__Exercise objective__. Tally up how many lines in the listing below contain the string "назад", and give only the total.
(Records for processing begins)
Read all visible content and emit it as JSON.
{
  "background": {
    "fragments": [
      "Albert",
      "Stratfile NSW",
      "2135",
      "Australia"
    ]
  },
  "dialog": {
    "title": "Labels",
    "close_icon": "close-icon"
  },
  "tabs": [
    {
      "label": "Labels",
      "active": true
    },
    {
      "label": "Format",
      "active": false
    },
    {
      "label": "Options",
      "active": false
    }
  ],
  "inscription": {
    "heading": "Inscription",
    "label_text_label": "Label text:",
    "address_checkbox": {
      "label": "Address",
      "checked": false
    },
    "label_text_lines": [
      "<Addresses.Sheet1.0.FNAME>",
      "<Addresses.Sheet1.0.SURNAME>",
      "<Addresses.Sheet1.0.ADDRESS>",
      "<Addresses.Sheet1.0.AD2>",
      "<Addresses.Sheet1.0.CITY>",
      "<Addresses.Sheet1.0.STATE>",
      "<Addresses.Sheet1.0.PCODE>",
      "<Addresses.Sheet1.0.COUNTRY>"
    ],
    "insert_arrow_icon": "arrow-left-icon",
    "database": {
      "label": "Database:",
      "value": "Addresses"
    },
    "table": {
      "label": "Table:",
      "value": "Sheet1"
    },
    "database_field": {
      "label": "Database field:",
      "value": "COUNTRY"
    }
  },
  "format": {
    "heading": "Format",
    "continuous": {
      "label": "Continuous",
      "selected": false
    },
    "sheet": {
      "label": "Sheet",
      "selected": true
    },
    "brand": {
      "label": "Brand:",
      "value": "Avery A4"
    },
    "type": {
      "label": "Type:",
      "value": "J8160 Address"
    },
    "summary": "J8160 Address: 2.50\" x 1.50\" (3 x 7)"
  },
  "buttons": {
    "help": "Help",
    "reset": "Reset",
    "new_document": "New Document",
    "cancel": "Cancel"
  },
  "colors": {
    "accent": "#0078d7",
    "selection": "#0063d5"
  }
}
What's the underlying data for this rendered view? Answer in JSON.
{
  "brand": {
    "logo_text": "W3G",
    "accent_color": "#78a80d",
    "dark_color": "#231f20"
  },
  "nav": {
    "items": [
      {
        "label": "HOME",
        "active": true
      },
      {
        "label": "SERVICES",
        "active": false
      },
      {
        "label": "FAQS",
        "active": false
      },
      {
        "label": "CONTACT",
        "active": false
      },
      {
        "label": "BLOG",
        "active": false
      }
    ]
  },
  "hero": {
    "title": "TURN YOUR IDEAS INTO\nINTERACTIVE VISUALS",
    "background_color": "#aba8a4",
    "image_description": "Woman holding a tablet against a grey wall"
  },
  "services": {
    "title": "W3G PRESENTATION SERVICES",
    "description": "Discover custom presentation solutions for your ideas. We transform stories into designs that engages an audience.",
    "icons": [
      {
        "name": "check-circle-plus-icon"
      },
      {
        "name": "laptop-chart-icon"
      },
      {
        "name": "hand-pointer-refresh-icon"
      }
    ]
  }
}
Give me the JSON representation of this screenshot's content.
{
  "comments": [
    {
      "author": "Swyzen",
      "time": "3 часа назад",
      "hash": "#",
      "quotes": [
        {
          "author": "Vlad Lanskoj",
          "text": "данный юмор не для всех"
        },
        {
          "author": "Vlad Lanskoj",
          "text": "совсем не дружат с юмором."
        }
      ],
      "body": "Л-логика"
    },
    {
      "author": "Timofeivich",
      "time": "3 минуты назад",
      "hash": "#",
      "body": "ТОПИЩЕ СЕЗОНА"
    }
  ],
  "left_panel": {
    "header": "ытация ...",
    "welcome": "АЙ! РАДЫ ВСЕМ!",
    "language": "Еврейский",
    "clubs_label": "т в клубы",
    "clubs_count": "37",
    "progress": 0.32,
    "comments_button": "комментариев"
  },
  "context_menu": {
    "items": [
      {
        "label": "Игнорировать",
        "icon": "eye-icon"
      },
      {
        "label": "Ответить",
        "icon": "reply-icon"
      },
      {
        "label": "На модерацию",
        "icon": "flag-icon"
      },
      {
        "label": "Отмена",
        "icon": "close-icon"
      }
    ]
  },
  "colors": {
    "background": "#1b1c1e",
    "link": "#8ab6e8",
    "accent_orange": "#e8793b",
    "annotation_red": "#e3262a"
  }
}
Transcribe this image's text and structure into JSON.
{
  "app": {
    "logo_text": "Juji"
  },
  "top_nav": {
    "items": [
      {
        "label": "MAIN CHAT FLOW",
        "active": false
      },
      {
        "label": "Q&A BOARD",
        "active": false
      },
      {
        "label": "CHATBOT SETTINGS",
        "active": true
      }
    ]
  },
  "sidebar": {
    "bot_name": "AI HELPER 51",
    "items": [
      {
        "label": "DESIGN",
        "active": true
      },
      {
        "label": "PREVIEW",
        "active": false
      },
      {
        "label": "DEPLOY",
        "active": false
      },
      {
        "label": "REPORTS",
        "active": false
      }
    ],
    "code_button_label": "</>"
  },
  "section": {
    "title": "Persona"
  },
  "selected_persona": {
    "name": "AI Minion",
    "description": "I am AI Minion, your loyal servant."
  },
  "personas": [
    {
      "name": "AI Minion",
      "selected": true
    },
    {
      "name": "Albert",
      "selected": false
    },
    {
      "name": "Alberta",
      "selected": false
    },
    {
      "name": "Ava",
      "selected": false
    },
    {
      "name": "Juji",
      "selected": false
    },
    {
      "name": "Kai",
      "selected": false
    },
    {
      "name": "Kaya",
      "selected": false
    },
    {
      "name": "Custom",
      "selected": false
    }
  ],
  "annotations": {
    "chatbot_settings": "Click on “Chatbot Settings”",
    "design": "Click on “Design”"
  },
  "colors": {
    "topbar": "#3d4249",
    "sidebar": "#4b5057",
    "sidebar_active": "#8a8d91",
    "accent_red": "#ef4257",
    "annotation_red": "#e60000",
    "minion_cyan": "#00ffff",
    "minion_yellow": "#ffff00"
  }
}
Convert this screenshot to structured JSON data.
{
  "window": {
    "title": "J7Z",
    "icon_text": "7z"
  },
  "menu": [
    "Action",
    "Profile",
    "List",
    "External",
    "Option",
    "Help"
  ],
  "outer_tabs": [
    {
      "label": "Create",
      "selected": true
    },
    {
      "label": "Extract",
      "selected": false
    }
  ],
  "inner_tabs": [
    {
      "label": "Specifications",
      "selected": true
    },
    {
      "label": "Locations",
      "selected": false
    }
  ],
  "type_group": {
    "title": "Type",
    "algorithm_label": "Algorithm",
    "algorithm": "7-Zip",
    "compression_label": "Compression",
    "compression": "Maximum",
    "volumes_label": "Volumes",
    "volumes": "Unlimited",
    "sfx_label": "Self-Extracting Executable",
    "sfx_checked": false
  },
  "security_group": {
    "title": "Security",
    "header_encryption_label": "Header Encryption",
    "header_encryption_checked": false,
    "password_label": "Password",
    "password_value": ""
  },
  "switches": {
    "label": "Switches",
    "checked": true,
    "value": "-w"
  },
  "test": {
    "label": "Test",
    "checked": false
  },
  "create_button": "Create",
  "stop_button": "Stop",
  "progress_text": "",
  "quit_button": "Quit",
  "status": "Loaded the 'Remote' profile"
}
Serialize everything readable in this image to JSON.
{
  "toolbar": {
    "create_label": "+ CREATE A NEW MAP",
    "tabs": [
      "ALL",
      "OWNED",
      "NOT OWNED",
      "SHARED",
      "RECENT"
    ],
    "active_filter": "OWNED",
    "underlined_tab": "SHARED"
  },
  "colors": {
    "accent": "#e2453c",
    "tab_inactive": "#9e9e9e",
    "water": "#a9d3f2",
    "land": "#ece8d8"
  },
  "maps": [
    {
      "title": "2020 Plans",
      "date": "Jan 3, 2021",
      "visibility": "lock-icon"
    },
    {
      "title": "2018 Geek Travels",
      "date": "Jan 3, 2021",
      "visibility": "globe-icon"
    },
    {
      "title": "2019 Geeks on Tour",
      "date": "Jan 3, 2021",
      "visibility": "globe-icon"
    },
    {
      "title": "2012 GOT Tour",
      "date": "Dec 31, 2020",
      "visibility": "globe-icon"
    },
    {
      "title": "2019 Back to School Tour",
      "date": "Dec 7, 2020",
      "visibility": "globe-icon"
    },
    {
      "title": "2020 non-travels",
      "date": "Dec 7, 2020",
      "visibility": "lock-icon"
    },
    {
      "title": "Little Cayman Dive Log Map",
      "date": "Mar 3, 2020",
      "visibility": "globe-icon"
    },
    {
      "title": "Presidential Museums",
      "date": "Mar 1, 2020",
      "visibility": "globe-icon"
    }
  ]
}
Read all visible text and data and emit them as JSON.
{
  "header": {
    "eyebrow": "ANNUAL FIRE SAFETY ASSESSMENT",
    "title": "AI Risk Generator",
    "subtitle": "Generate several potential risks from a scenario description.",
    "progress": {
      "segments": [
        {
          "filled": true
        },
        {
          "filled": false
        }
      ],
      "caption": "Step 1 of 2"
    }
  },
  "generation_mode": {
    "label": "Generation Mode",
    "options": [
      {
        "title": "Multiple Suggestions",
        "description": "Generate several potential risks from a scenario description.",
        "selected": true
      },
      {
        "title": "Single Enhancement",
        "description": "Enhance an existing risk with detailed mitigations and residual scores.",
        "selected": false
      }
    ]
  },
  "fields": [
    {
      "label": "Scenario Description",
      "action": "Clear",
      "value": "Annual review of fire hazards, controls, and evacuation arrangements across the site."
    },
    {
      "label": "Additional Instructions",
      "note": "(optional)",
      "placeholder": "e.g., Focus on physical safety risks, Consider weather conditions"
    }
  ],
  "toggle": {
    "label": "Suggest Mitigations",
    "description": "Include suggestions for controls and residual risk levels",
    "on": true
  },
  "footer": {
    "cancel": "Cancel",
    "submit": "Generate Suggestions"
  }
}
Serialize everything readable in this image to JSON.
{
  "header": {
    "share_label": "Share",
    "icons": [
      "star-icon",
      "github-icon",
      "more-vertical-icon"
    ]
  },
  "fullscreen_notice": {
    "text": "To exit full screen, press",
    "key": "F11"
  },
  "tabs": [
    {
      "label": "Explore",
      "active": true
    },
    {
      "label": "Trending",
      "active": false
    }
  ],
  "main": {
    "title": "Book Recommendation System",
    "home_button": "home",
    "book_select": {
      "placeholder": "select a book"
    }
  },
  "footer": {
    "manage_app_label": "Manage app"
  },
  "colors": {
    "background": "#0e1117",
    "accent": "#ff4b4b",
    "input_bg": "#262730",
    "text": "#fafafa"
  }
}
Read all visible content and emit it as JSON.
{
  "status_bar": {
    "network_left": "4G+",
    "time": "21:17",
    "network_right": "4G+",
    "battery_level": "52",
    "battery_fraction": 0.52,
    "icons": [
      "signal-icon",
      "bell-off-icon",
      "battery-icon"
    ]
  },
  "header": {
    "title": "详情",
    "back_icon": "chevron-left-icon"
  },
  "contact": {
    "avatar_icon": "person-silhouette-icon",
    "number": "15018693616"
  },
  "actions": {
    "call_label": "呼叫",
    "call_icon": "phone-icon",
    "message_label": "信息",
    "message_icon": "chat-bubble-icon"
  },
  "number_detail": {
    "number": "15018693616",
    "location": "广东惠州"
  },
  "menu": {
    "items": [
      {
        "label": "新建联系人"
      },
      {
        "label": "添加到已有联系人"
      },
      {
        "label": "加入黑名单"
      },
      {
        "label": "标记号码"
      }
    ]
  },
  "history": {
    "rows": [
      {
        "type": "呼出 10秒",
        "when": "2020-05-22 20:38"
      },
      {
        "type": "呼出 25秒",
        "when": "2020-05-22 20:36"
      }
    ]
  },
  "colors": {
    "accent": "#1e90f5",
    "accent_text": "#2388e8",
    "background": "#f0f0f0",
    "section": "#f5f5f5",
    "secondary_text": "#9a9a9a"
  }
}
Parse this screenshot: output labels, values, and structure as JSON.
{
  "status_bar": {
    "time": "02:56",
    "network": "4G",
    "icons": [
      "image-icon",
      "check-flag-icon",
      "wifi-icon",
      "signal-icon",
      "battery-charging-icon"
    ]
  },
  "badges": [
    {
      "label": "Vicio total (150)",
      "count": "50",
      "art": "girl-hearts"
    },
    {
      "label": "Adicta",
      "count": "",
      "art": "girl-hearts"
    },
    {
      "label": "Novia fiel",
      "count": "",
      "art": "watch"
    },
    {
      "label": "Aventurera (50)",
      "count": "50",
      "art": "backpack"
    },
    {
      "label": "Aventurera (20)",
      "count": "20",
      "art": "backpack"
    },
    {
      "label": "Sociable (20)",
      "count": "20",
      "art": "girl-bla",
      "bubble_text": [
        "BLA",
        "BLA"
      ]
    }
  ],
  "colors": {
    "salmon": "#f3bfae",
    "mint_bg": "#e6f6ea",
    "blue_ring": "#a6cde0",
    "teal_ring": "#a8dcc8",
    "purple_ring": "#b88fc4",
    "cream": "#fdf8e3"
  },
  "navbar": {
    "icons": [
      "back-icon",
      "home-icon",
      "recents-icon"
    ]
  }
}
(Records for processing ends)
__Written solution__. 2